TOM: When you say a crater, you mean a part is caved in?
BRIAN: Actually, the mortar or the plaster part of the Michigan basement is actually fallen out where the dirt is on my basement floor of that.
TOM: Oh, boy. Alright. So you have to kind of rebuild that portion of the foundation wall?
TOM: Well, the only way to do that – and I’ve got to tell you, Brian, it’s not a do-it-yourself project, generally speaking, because what you have to do is you have to support the floor joists above that area. You essentially have to support the house while you rebuild what used to hold it up.
BRIAN: OK. Well, it is almost like a two-part question on that. The sill blocks and everything else, they’re behind that Michigan wall.
TOM: (overlapping voices) Right. Right.

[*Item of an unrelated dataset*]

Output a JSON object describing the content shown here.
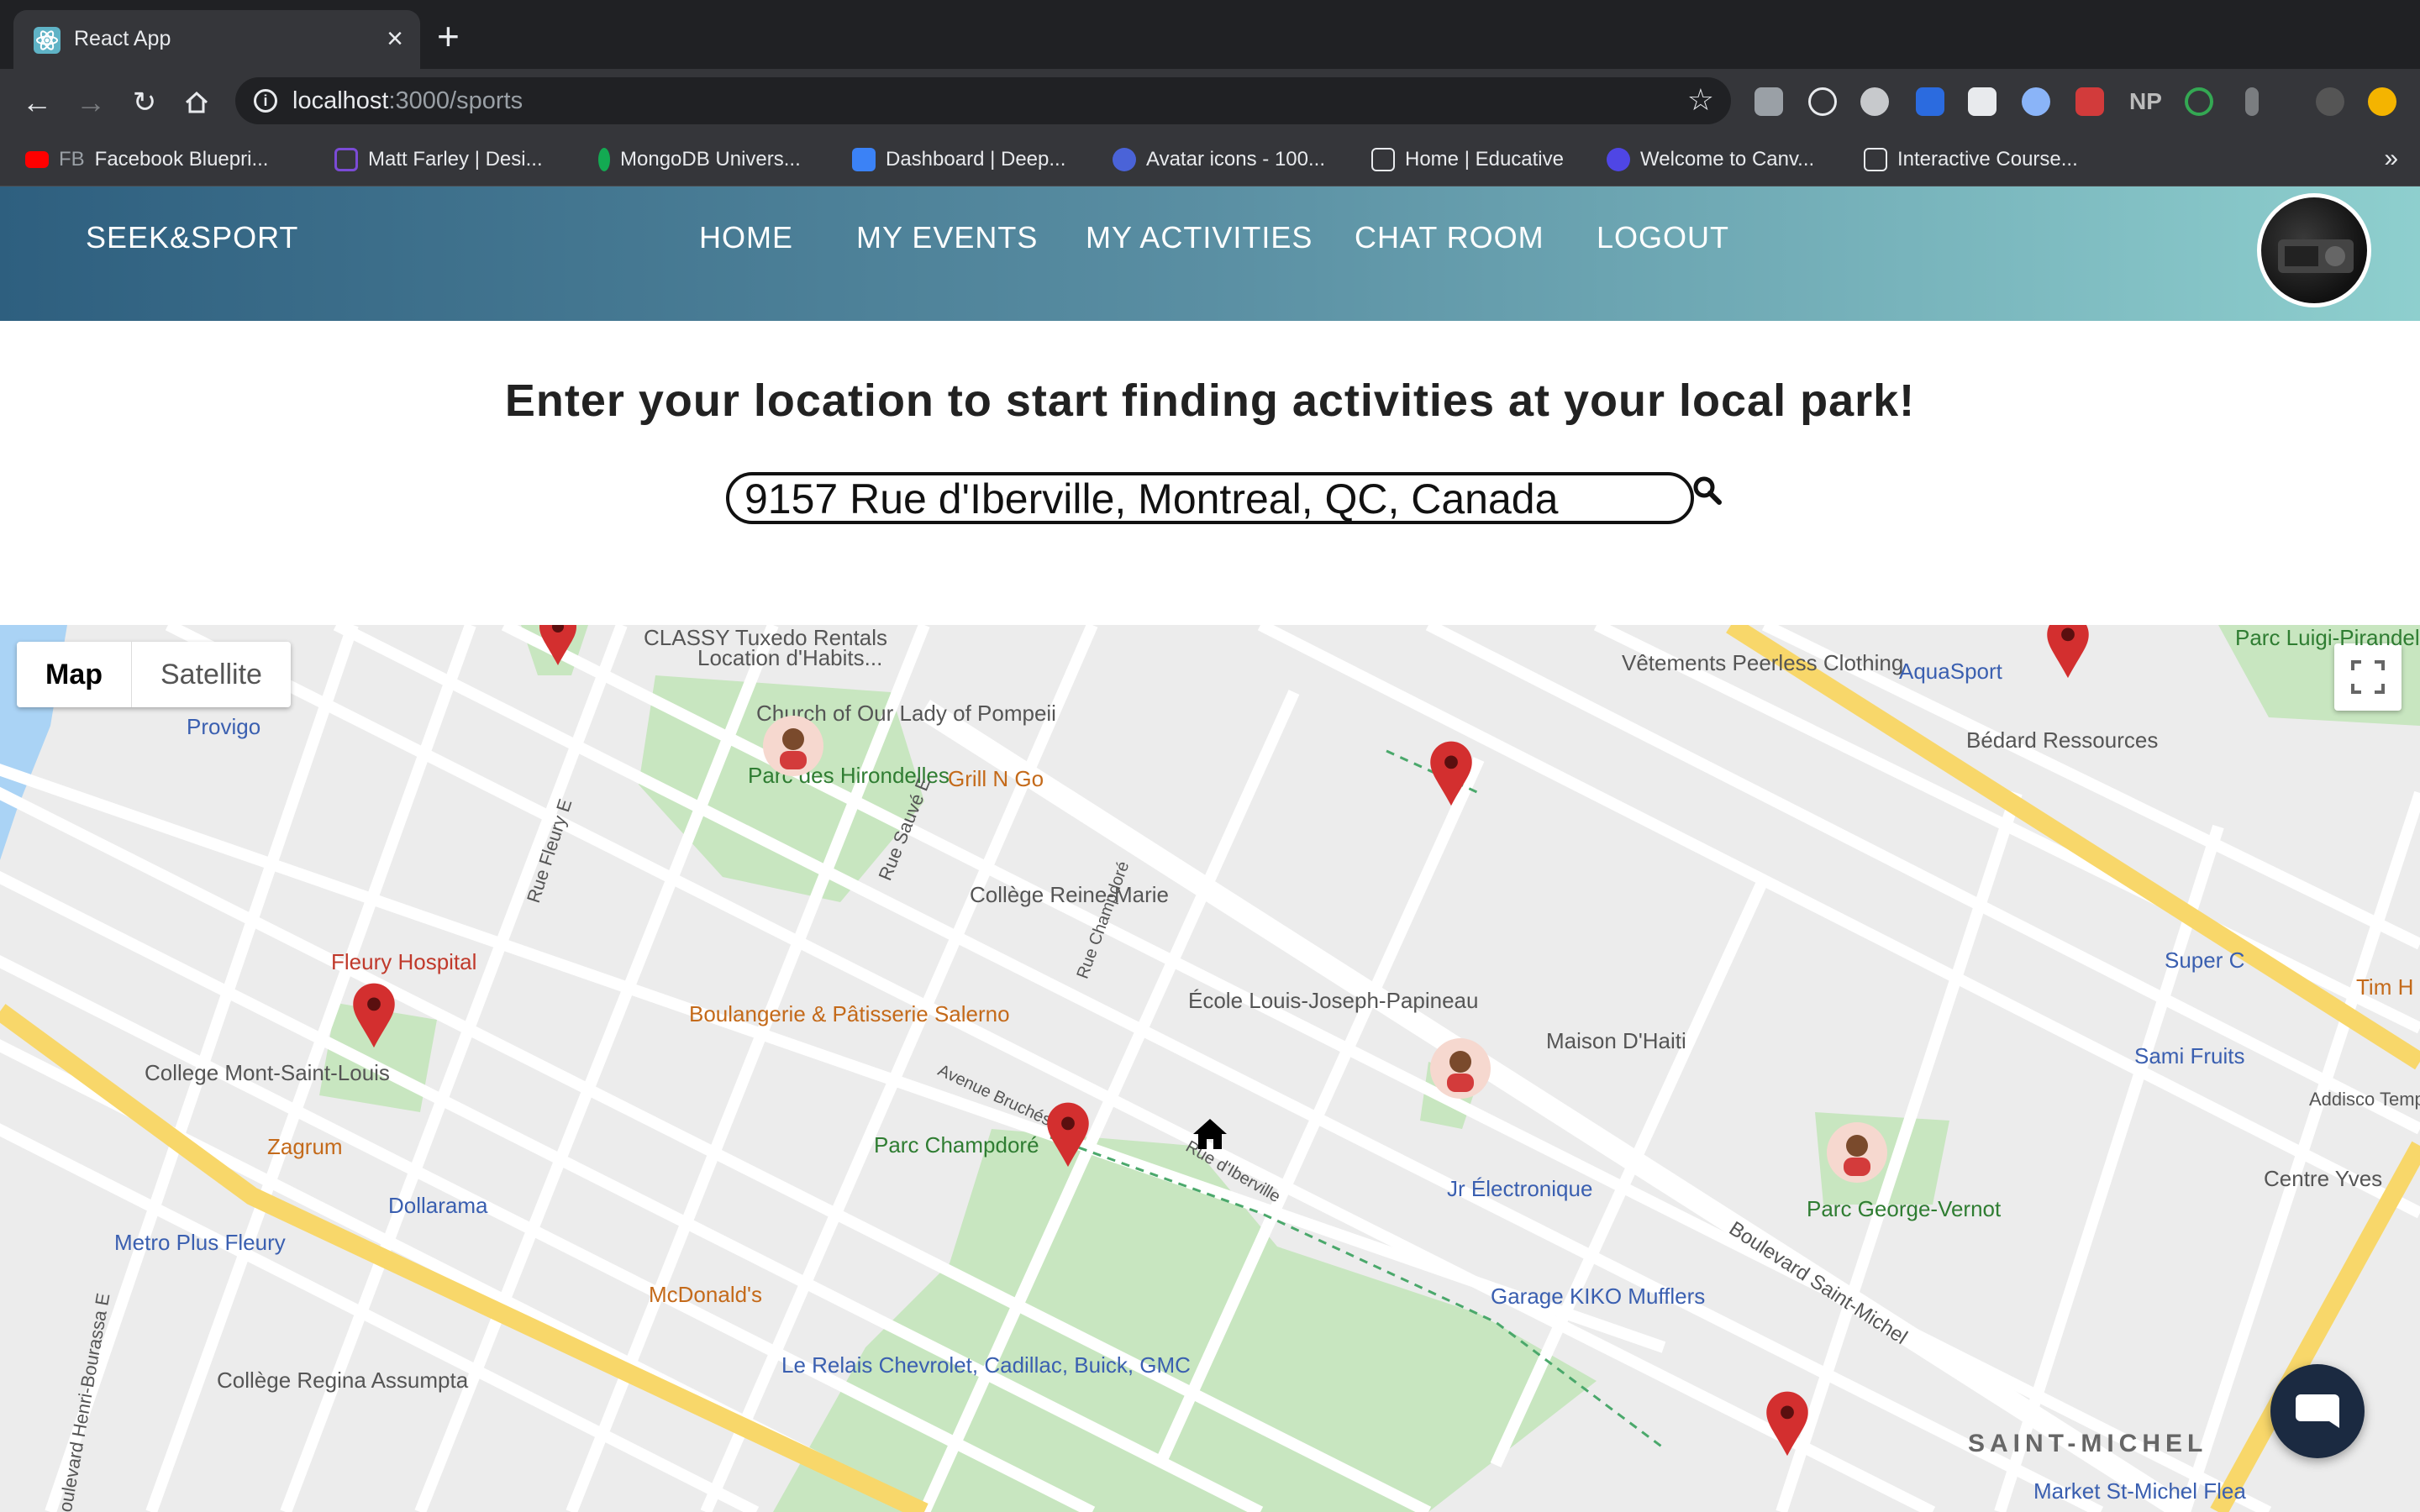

BRIAN: It’s all concrete; it’s a concrete barrier that goes all the way down to the adjoining basement floor. Would I be able to just take that Michigan wall completely out then?
TOM: I don’t think so. And when you say, “Michigan wall,” are you talking about like a dirt basement where the basement was basically made in two stages?
LESLIE: (overlapping voices) Like a dirt basement, right?
TOM: It was originally, perhaps, a crawlspace and then dug deeper to create the basement, which resulted in a very thick, dirt wall?
BRIAN: Yeah. On one side of the basement, that’s what it is. It’s got a crawlspace. On the other side, it’s actually a basement where it’s got a three-foot-wide wall.
TOM: Yeah, that’s what we call – Leslie, that’s what we call a Yankee basement.
LESLIE: A Yankee basement, yeah.
TOM: Yeah. In Michigan, they call it a Michigan basement. (chuckles) And in Iowa, apparently, they call it a Michigan basement, as well.
So, can you get rid of that? No, because that’s essentially what’s holding up the part of the foundation, so you can’t get rid of it. What you have to do is restore it.
BRIAN: OK. So in other words, you’re saying I would have to have contractors.
TOM: I think so.
LESLIE: Yeah. (Brian chuckles)
TOM: Wouldn’t want you to mess with that.
BRIAN: OK. Alright. That’s what I was needing to know then.
TOM: Alright, Brian. Thanks so much for calling us at 1-888-MONEY-PIT.